Student Spotlight with Joyce Kim

EARLY ELECTION DAYS: In elementary school, College senior Joyce Kim got her first taste of running for student government when she was elected historian. It seems like she hasn’t stopped running for elections since, first in high school, and most recently, for the Undergraduate Assembly (UA). In her first year at Penn, Kim was elected a New Student Representative, and during her sophomore and junior years, she was on the executive committee as Secretary and Social Justice Committee Director, respectively. In April, Kim was elected Student Body President.

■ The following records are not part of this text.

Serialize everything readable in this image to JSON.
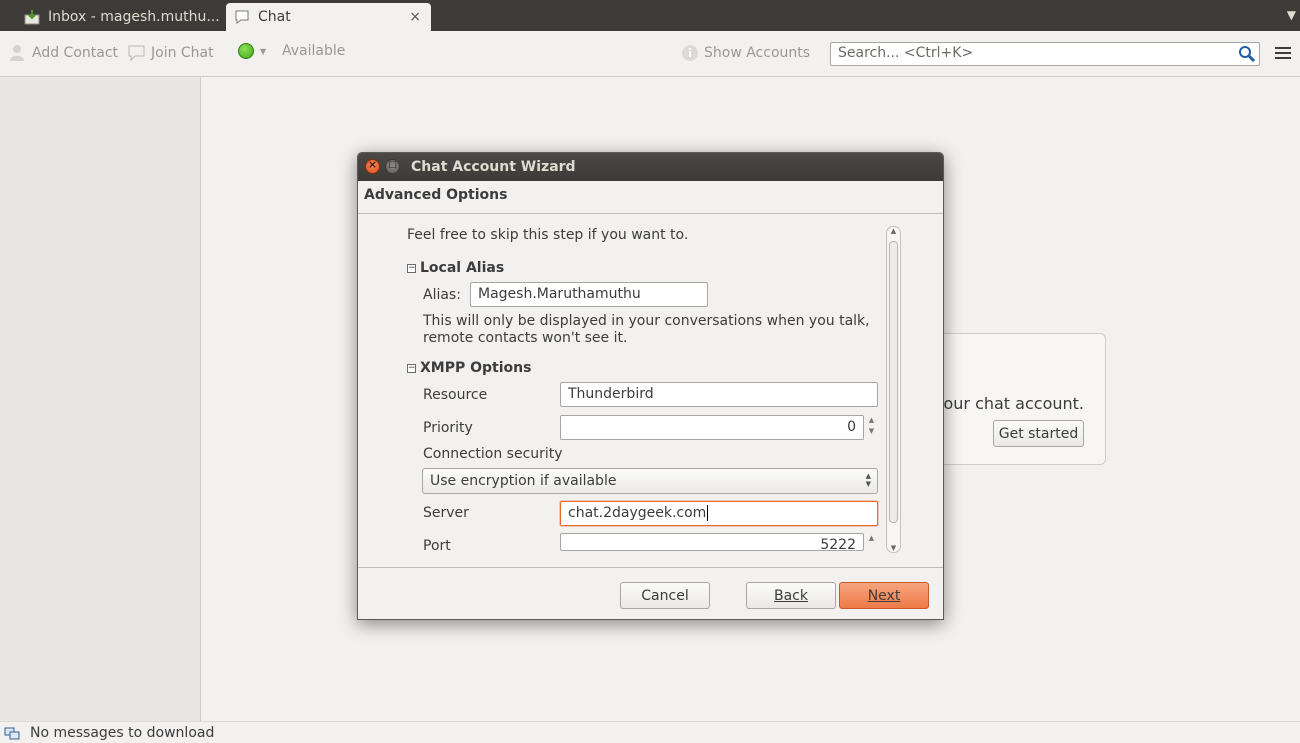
{
  "tabs": [
    {
      "label": "Inbox - magesh.muthu...",
      "icon": "inbox-icon"
    },
    {
      "label": "Chat",
      "icon": "chat-bubble-icon",
      "close": "×"
    }
  ],
  "toolbar": {
    "add_contact": "Add Contact",
    "join_chat": "Join Chat",
    "status": "Available",
    "status_color": "#3fa515",
    "show_accounts": "Show Accounts",
    "search_placeholder": "Search... <Ctrl+K>"
  },
  "start_panel": {
    "text": "your chat account.",
    "button": "Get started"
  },
  "statusbar": {
    "text": "No messages to download"
  },
  "dialog": {
    "title": "Chat Account Wizard",
    "header": "Advanced Options",
    "intro": "Feel free to skip this step if you want to.",
    "local_alias": {
      "section_title": "Local Alias",
      "toggle": "−",
      "alias_label": "Alias:",
      "alias_value": "Magesh.Maruthamuthu",
      "note_line1": "This will only be displayed in your conversations when you talk,",
      "note_line2": "remote contacts won't see it."
    },
    "xmpp": {
      "section_title": "XMPP Options",
      "toggle": "−",
      "resource_label": "Resource",
      "resource_value": "Thunderbird",
      "priority_label": "Priority",
      "priority_value": "0",
      "security_label": "Connection security",
      "security_value": "Use encryption if available",
      "server_label": "Server",
      "server_value": "chat.2daygeek.com",
      "port_label": "Port",
      "port_value": "5222"
    },
    "buttons": {
      "cancel": "Cancel",
      "back": "Back",
      "next": "Next"
    },
    "accent": "#ee7a48"
  }
}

CAMPUS CAMPAIGN: In order to win the UA presidency, Kim had to run a serious campaign: She met with student groups all over campus to get endorsements, set up social media accounts for her candidacy, and even developed a platform with her running mate, now-Student Body Vice President Josh Chilcote. Her friends, she says, supported her run, managing her campaign and taking photographs of her and Chilcote. Kim says she also had to debate her opponent three times in one week—a scary proposition since she’s not a debater. “The week leading up to and the week of elections were probably two of my most challenging weeks here at Penn,” Kim says.

PARTY PLATFORM: Kim and Chilcote picked several issues on which to focus their campaign, including the better inclusion of international students into undergraduate life at Penn; preventing sexual assaults and violence; providing more funding for student groups, primarily those that are religious and political in nature; and better integrating students’ voices within Student Financial Services. “Between the two of us, we have had extensive experience with these different issues,” Kim says. “That’s what made us, I think, more credible.”

FUTURE ELECTION?: After graduation, Kim says she’ll likely focus her attention on entering academia rather than running for elected office. She’s interested in pursuing a Ph.D. and either working as a professor or for the U.S. Department of State. Kim is a political science major, and is double-minoring  in Korean studies and urban studies.

PENN 2,000: Kim describes what she calls the Penn 2,000—which means that out of 10,000 undergraduates, she figures that about 2,000 are actively engaged. As President, Kim hopes to reach the remaining 8,000 students and let them know that the Undergraduate Assembly, with $2.1 million in funding, has the potential to make a significant impact in students’ lives. “I think it’s important for me to try and get that sort of involvement and that connection beyond the Penn 2,000,” Kim says. “I also think it’s important for people to feel like they can be part of the UA, no matter who they are.”

Joyce Kim